Scheer said that he would have no legal standing under existing statute to seek visitation of his grandchild if his child is married.
“However, if my child is not married and has a child with a significant other and I want to visit that child, according to our statute, because they’re not married, I now have standing with the court,” he said. “I don’t see what a marriage certificate has to do with [visitation rights].”
Speaking in support of the bill was Leon Weiland of Madison.
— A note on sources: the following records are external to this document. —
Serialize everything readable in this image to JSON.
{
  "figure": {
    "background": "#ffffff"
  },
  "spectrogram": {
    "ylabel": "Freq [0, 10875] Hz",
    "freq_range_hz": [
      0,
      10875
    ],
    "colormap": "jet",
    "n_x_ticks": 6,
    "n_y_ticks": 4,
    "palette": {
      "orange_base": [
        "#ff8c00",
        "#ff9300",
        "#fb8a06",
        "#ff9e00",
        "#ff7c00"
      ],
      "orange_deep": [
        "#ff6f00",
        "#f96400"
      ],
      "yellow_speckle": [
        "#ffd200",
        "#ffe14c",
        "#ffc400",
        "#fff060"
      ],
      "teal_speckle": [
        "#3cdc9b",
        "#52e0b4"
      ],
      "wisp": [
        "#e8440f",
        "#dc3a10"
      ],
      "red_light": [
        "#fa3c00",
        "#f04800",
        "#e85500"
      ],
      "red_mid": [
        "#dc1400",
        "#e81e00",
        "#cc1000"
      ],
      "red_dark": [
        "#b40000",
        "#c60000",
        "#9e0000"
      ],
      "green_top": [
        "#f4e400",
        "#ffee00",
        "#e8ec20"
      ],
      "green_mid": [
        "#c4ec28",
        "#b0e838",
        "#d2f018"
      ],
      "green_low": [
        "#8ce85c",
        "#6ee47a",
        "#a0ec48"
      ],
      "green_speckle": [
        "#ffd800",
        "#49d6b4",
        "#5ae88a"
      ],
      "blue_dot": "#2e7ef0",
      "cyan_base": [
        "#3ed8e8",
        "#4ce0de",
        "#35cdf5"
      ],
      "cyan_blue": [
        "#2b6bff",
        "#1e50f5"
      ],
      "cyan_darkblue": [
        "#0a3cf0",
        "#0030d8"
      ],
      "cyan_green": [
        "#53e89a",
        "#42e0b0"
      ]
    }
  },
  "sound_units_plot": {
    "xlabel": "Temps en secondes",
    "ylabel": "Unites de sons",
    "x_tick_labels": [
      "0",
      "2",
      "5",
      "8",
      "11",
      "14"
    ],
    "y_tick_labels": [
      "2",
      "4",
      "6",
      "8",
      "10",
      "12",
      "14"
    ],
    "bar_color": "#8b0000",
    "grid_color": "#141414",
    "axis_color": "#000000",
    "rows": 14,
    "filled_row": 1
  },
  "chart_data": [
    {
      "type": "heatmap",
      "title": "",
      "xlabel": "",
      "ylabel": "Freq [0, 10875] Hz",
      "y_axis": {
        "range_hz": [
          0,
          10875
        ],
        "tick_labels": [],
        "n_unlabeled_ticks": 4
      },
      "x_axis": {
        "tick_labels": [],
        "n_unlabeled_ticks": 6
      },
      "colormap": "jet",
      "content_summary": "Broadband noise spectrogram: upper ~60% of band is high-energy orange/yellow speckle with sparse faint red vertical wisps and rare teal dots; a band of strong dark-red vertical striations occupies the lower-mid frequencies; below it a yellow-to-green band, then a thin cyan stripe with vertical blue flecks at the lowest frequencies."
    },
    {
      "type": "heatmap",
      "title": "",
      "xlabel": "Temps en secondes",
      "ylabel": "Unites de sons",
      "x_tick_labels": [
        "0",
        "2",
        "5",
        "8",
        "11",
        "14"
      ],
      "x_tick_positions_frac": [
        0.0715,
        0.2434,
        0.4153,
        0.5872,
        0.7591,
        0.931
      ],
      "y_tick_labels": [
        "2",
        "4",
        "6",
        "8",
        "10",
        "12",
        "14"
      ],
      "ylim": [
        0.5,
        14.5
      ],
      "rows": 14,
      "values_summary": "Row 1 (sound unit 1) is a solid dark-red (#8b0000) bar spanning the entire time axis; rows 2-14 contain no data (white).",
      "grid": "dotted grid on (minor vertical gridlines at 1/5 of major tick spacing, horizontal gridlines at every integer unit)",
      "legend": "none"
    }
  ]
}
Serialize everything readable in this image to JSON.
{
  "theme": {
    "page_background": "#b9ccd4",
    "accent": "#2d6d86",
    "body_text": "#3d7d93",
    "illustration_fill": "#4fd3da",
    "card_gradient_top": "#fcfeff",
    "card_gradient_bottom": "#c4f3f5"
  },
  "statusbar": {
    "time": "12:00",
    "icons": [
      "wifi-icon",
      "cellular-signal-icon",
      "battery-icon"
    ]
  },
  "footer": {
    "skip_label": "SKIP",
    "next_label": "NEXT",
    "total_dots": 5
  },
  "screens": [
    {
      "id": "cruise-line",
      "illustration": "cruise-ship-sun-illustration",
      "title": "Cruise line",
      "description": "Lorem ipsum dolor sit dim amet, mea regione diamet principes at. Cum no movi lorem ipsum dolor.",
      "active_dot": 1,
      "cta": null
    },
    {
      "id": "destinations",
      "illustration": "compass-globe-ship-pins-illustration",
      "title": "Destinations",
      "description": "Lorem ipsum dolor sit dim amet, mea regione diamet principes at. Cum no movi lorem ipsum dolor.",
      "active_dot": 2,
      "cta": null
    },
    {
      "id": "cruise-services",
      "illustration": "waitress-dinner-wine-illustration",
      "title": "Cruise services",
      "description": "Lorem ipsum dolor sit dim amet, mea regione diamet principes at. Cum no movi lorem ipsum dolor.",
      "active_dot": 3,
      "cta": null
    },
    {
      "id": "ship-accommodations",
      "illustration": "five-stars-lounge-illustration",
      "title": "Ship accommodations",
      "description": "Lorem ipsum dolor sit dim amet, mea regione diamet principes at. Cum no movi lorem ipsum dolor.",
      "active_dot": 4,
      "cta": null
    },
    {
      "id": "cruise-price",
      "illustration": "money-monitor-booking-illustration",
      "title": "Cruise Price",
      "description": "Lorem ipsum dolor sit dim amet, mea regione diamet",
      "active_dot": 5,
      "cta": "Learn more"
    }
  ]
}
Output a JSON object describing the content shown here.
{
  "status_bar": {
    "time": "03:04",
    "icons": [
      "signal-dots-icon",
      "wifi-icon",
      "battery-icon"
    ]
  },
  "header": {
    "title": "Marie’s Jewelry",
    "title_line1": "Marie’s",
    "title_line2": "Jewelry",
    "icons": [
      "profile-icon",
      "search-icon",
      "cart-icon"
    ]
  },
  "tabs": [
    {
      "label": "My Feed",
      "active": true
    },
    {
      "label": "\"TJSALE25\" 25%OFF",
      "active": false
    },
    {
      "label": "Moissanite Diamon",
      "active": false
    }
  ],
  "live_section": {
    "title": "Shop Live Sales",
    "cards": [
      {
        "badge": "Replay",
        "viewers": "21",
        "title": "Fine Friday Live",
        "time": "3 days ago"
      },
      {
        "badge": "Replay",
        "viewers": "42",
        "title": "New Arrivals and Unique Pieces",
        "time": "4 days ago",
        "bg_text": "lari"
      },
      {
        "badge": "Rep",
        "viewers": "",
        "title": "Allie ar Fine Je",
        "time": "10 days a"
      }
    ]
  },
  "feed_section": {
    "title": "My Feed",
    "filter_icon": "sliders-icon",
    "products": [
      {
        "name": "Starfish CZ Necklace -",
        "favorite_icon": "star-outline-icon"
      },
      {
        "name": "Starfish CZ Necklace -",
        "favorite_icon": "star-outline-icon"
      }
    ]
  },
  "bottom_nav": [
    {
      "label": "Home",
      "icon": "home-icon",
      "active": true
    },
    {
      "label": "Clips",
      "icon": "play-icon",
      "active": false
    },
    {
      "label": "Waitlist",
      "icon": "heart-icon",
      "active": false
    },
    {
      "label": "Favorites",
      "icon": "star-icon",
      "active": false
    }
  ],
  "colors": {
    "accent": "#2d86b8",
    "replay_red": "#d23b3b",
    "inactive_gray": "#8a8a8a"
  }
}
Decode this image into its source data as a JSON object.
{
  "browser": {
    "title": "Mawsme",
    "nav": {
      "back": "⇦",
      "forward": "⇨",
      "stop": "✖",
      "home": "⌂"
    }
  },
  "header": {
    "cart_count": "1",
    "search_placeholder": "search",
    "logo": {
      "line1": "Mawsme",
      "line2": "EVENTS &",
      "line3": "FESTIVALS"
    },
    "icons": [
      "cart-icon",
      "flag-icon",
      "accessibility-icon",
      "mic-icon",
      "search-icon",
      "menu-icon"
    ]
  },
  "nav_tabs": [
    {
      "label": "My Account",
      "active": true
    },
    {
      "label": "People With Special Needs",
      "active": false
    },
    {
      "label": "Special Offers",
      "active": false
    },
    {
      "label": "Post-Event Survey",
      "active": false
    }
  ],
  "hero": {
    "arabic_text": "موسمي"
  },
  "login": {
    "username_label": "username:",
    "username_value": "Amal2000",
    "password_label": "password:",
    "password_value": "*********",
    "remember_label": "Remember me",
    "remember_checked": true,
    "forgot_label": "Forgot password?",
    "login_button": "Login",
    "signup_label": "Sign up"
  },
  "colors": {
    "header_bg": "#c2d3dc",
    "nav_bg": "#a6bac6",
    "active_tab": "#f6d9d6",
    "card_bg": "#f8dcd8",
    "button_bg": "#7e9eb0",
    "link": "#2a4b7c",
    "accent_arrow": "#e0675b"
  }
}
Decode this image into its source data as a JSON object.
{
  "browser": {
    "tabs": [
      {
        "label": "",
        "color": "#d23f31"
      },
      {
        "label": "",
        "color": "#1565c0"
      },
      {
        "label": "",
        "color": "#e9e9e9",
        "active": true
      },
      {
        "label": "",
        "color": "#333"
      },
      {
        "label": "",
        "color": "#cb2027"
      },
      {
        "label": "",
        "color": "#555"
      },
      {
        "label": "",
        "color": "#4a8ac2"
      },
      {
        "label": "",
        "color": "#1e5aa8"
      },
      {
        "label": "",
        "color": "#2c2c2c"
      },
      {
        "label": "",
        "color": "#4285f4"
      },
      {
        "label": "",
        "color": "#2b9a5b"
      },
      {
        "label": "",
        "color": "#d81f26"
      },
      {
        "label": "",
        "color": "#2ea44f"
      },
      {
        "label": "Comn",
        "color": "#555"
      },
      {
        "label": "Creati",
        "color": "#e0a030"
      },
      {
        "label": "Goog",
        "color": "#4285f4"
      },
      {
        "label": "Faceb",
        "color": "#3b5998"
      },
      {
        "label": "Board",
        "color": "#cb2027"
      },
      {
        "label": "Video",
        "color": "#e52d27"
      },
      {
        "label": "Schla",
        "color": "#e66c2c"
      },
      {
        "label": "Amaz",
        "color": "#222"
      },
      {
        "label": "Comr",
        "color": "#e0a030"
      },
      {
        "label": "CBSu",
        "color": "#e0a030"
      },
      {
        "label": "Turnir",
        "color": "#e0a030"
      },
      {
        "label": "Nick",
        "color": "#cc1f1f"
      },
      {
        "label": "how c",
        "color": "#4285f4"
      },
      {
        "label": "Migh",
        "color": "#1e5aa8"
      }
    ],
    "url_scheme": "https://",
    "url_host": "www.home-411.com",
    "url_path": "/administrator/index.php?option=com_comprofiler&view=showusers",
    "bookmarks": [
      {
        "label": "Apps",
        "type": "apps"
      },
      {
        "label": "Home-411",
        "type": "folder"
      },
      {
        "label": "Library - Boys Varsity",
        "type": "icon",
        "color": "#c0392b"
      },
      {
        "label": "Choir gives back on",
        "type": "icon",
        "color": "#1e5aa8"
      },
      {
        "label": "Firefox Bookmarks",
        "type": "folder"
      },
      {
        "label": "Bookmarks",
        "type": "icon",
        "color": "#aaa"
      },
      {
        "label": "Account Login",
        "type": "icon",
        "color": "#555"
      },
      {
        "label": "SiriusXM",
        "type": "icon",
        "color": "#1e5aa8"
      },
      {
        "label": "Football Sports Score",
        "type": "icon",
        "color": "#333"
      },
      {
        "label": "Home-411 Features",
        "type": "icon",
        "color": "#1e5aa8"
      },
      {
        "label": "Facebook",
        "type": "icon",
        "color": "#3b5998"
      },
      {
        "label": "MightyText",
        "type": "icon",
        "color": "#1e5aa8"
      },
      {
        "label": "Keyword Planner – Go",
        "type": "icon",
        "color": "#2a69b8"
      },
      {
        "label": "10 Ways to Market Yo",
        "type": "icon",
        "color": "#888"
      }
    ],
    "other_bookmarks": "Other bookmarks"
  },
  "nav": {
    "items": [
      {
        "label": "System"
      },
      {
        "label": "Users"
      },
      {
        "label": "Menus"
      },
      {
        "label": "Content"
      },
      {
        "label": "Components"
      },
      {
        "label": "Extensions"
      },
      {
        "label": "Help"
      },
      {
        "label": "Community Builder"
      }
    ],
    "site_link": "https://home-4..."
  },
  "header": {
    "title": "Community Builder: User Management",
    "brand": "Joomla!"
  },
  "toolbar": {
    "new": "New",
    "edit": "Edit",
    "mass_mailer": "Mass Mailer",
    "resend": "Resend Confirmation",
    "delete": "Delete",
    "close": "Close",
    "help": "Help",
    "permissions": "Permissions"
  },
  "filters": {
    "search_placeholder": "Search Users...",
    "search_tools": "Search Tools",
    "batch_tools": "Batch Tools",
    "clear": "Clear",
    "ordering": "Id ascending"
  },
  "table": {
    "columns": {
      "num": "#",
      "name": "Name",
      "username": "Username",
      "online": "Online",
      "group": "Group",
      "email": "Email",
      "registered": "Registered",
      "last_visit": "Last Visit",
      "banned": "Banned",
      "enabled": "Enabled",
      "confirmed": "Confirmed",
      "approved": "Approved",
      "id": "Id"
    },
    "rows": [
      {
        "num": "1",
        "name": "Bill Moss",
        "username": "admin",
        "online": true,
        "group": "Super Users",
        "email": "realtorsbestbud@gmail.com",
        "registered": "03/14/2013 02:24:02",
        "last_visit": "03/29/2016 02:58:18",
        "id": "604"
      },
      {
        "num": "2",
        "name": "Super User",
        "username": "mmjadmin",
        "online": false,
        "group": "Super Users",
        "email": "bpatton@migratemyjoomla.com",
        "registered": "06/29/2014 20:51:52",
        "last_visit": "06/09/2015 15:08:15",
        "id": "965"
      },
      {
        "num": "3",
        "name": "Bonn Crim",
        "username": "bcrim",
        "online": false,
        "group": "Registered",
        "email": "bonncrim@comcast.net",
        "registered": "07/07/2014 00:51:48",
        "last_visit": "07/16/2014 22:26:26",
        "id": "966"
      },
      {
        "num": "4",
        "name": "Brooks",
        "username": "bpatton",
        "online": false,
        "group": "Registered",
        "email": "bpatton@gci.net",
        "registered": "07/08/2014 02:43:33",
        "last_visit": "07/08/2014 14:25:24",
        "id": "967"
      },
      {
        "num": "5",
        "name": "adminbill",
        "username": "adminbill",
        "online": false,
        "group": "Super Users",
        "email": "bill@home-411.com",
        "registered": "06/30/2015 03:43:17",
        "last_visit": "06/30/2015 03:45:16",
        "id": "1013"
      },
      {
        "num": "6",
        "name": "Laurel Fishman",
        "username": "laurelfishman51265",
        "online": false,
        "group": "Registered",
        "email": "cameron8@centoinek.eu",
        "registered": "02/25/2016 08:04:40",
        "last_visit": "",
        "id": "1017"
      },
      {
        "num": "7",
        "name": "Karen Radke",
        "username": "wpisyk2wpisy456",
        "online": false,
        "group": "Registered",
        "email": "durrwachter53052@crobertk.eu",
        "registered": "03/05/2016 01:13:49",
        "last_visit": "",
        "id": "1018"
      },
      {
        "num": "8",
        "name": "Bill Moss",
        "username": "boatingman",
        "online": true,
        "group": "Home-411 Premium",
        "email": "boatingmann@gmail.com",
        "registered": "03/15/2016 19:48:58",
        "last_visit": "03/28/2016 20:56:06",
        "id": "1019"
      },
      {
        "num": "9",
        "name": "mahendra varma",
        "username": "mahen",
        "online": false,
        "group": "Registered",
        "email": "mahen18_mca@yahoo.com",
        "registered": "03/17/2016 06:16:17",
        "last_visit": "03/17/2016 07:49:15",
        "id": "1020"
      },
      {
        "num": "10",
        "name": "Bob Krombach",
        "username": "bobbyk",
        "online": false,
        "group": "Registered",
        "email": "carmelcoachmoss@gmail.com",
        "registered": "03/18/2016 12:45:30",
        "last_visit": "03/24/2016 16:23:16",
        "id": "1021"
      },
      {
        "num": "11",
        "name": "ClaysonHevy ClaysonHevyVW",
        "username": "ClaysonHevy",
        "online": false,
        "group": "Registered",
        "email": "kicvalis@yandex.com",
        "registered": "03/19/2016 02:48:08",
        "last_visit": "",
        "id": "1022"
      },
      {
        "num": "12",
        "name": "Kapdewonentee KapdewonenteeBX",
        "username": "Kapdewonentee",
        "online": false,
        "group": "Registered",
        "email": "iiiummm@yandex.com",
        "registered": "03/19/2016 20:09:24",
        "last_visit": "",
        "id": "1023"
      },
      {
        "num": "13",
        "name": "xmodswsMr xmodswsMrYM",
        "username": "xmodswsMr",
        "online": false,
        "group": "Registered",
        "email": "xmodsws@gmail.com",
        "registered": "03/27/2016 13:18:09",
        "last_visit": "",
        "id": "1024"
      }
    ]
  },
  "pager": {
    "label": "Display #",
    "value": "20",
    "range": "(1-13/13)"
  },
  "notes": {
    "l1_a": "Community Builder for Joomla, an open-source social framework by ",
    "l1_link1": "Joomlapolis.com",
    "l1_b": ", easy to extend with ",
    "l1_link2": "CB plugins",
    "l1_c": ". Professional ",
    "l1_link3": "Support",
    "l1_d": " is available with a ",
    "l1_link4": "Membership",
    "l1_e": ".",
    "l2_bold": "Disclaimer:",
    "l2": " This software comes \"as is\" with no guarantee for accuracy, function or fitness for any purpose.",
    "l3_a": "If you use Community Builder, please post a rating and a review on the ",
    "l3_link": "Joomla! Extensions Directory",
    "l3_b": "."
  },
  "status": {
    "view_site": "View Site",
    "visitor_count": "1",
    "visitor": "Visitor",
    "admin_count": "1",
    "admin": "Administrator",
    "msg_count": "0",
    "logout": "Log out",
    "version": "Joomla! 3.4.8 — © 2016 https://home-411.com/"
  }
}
Raising his granddaughter with his wife for 8 years gave the two no legal standing to seek visitation, he said, once their daughter remarried and revoked access to their granddaughter.
“I don’t believe every grandparent should have access to their grandchildren, but we should at least have access to the [courts,]” Weiland said.
Kathryn Putnam, representing the Nebraska State Bar Association, opposed LB1118. She said it would allow the court system to intervene and second guess access decisions made by parents.
“The bill as written seeks to allow grandparents to reach into an intact home with married parents who mutually made the decision to not allow access, and to initiate court proceedings against that married couple to force them to defend their decision to [stop visitation],” Putnam said.
Committee members also heard testimony on LB1190, sponsored by Albion Sen. Tom Briese, which would provide similar protections for grandparents seeking visitation rights.
The committee took no immediate action on either bill.